For Lange, 49, playing himself after a career partly shaped by drug addiction and depression, represented a satisfying challenge.
‘Things are so much funnier when there’s a struggle to it and things go badly. In the end, it’s the things that you didn’t want to happen that get you where you did want to go.’Pete Holmes of Lexington, who stars in ‘Crashing’
“The first episode I play Artie Lange, it’s surreal,” he says by phone. “It was easy for me to approach it because every instinct I had was mine.”
Though it’s easy to see his character as a role model for Holmes’s protagonist in early episodes of the series, Lange says the greater lesson is showing the young comic how not to act.
“In ‘Crashing,’ Pete’s so at the beginning, and I’m someone who had a little bite of that success, and I threw it away, because of demons and stuff,” he says. “Pete is too much of a fresh fish to understand that, and I slowly get to educate him about it, in a positive way.”
Lange’s role is a microcosm of one idea “Crashing” plays out at length — that the lives of comics are so often marked, and their routines informed, by heartbreak and hardship.
“The show is a bit of a love story, with suffering and loss being an essential part of becoming who you’re intended to be,” Holmes says. “In one episode, I’m breaking up with my wife. In another, I’m setting up ground rules with my family. In another, I’m shedding a childish faith in exchange for, potentially, a more three-dimensional one. All of those things came from the impetus, the inciting incident, of pain.”
Ultimately, it’s their shared love for turning tough times into punch lines that makes Holmes, Apatow, and Lange a creative match.
“Things are so much funnier when there’s a struggle to it and things go badly,” says Holmes. “In the end, it’s the things that you didn’t want to happen that get you where you did want to go.”

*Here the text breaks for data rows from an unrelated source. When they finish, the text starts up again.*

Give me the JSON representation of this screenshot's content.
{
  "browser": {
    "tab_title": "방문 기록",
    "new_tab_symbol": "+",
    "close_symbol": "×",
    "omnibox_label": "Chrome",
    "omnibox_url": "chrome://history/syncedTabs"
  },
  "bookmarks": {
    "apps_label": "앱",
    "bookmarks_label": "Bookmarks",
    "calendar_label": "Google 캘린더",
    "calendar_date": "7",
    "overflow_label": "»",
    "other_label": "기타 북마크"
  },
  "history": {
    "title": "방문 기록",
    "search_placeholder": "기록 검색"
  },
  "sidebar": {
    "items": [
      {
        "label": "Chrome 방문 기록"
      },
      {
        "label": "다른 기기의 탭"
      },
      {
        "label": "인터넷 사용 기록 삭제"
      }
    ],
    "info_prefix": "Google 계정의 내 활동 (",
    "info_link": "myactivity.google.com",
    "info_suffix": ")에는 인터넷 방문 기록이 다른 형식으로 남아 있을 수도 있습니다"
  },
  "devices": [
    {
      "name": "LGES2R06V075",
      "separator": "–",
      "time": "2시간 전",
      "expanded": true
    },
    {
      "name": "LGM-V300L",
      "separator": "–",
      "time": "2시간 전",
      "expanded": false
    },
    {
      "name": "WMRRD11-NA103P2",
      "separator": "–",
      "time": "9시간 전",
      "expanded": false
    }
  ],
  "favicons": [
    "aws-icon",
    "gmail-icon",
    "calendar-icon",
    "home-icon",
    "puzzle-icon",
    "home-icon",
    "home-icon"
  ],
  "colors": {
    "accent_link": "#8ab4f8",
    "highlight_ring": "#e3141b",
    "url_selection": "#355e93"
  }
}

In painting a sometimes less-than-favorable self-portrait, Holmes gained perspective on how far he’s come.
“I like playing this Pete, because I sometimes miss this Pete,” he says. “He’s sweeter, to a fault. He’s naïve and very gentle and open. And that’s not to say I’m none of those things now, but as we get older we get wiser and a little more guarded. I look back at this guy, and in playing him, I had to think of me if I trusted everybody more, knew less about myself, and took everything more lightly. It’s like a fun, old house I got to live in again.”
Whether audiences will respond to Holmes’s story of a not-yet-funny comic on the long, winding road to success is a question at the back of everyone’s mind. “We feel very strongly that it works,” says Apatow. But he’s too experienced not to acknowledge the risks in making a comedy as distinctly flavored as “Crashing.”
On the cusp of the series premiere — the show will air after “Girls,” another series Apatow executive produces — Holmes is hopeful, and says he’s never been prouder of a project.
“Judd and I said before it’s like setting off a firework,” he says. “We’re both hopeful and excited that it’ll shoot up into the sky and be beautiful, but you never know until people see it. All we know is we’re going to give it a whirl.”
Starring: Pete Holmes, Lauren Lapkus, George Basil
On: HBO, Sunday at 10:30 p.m.Isaac Feldberg can be reached at firstname.lastname@example.org, or on Twitter at @i_feldberg.